Excerpts from an interface dataset:

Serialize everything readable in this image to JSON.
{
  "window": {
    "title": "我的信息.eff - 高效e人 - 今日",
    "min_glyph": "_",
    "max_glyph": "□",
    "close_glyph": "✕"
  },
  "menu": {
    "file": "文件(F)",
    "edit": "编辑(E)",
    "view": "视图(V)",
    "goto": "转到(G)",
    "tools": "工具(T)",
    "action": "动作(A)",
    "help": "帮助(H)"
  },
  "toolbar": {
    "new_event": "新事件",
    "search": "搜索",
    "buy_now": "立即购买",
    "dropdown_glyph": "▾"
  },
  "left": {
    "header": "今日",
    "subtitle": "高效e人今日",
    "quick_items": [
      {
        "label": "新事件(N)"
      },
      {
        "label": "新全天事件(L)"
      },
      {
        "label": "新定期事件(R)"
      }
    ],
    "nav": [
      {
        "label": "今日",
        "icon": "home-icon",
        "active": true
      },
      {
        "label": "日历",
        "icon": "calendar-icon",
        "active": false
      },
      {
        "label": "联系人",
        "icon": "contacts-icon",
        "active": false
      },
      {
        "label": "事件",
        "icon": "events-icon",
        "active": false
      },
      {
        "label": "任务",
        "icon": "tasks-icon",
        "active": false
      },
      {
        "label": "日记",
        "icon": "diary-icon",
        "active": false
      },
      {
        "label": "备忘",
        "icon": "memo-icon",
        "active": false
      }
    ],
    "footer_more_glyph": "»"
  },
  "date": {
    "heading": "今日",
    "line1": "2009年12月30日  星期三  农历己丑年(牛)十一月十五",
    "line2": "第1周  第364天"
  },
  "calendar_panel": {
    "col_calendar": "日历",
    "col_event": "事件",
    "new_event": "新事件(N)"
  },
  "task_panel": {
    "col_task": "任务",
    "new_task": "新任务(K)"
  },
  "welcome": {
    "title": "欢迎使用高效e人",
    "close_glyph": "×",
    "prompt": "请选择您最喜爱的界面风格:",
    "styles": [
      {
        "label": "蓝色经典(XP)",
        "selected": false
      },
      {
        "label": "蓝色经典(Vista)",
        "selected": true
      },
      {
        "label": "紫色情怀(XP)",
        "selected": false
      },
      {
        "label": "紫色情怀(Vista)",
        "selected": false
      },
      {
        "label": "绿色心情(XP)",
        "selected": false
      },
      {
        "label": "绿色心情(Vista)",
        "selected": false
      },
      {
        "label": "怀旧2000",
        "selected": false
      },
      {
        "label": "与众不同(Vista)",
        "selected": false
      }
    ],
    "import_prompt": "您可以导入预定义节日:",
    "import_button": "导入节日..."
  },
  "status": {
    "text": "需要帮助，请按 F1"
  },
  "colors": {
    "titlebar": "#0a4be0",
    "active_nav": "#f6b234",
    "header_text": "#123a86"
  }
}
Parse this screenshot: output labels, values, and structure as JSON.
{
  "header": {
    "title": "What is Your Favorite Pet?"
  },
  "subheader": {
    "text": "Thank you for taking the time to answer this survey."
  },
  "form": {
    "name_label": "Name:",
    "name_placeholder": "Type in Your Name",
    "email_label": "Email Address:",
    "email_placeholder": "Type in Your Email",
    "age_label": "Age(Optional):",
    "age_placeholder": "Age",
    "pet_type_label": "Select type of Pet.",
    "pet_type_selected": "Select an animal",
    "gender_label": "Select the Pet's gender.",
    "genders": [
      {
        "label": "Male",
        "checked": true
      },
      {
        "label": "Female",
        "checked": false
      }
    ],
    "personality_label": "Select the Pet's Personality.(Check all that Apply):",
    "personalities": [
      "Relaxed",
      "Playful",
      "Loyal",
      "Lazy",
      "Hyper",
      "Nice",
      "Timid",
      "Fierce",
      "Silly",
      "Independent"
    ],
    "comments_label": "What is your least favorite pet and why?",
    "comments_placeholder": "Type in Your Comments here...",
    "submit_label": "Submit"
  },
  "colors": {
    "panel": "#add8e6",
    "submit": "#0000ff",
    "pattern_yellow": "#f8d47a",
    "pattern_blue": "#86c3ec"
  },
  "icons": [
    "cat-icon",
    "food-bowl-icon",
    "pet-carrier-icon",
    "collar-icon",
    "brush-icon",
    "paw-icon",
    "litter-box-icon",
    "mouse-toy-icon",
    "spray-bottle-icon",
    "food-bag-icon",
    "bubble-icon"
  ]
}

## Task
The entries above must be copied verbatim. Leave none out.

## Answer to this task
Serialize everything readable in this image to JSON.
{
  "window": {
    "title": "我的信息.eff - 高效e人 - 今日",
    "min_glyph": "_",
    "max_glyph": "□",
    "close_glyph": "✕"
  },
  "menu": {
    "file": "文件(F)",
    "edit": "编辑(E)",
    "view": "视图(V)",
    "goto": "转到(G)",
    "tools": "工具(T)",
    "action": "动作(A)",
    "help": "帮助(H)"
  },
  "toolbar": {
    "new_event": "新事件",
    "search": "搜索",
    "buy_now": "立即购买",
    "dropdown_glyph": "▾"
  },
  "left": {
    "header": "今日",
    "subtitle": "高效e人今日",
    "quick_items": [
      {
        "label": "新事件(N)"
      },
      {
        "label": "新全天事件(L)"
      },
      {
        "label": "新定期事件(R)"
      }
    ],
    "nav": [
      {
        "label": "今日",
        "icon": "home-icon",
        "active": true
      },
      {
        "label": "日历",
        "icon": "calendar-icon",
        "active": false
      },
      {
        "label": "联系人",
        "icon": "contacts-icon",
        "active": false
      },
      {
        "label": "事件",
        "icon": "events-icon",
        "active": false
      },
      {
        "label": "任务",
        "icon": "tasks-icon",
        "active": false
      },
      {
        "label": "日记",
        "icon": "diary-icon",
        "active": false
      },
      {
        "label": "备忘",
        "icon": "memo-icon",
        "active": false
      }
    ],
    "footer_more_glyph": "»"
  },
  "date": {
    "heading": "今日",
    "line1": "2009年12月30日  星期三  农历己丑年(牛)十一月十五",
    "line2": "第1周  第364天"
  },
  "calendar_panel": {
    "col_calendar": "日历",
    "col_event": "事件",
    "new_event": "新事件(N)"
  },
  "task_panel": {
    "col_task": "任务",
    "new_task": "新任务(K)"
  },
  "welcome": {
    "title": "欢迎使用高效e人",
    "close_glyph": "×",
    "prompt": "请选择您最喜爱的界面风格:",
    "styles": [
      {
        "label": "蓝色经典(XP)",
        "selected": false
      },
      {
        "label": "蓝色经典(Vista)",
        "selected": true
      },
      {
        "label": "紫色情怀(XP)",
        "selected": false
      },
      {
        "label": "紫色情怀(Vista)",
        "selected": false
      },
      {
        "label": "绿色心情(XP)",
        "selected": false
      },
      {
        "label": "绿色心情(Vista)",
        "selected": false
      },
      {
        "label": "怀旧2000",
        "selected": false
      },
      {
        "label": "与众不同(Vista)",
        "selected": false
      }
    ],
    "import_prompt": "您可以导入预定义节日:",
    "import_button": "导入节日..."
  },
  "status": {
    "text": "需要帮助，请按 F1"
  },
  "colors": {
    "titlebar": "#0a4be0",
    "active_nav": "#f6b234",
    "header_text": "#123a86"
  }
}
Parse this screenshot: output labels, values, and structure as JSON.
{
  "header": {
    "title": "What is Your Favorite Pet?"
  },
  "subheader": {
    "text": "Thank you for taking the time to answer this survey."
  },
  "form": {
    "name_label": "Name:",
    "name_placeholder": "Type in Your Name",
    "email_label": "Email Address:",
    "email_placeholder": "Type in Your Email",
    "age_label": "Age(Optional):",
    "age_placeholder": "Age",
    "pet_type_label": "Select type of Pet.",
    "pet_type_selected": "Select an animal",
    "gender_label": "Select the Pet's gender.",
    "genders": [
      {
        "label": "Male",
        "checked": true
      },
      {
        "label": "Female",
        "checked": false
      }
    ],
    "personality_label": "Select the Pet's Personality.(Check all that Apply):",
    "personalities": [
      "Relaxed",
      "Playful",
      "Loyal",
      "Lazy",
      "Hyper",
      "Nice",
      "Timid",
      "Fierce",
      "Silly",
      "Independent"
    ],
    "comments_label": "What is your least favorite pet and why?",
    "comments_placeholder": "Type in Your Comments here...",
    "submit_label": "Submit"
  },
  "colors": {
    "panel": "#add8e6",
    "submit": "#0000ff",
    "pattern_yellow": "#f8d47a",
    "pattern_blue": "#86c3ec"
  },
  "icons": [
    "cat-icon",
    "food-bowl-icon",
    "pet-carrier-icon",
    "collar-icon",
    "brush-icon",
    "paw-icon",
    "litter-box-icon",
    "mouse-toy-icon",
    "spray-bottle-icon",
    "food-bag-icon",
    "bubble-icon"
  ]
}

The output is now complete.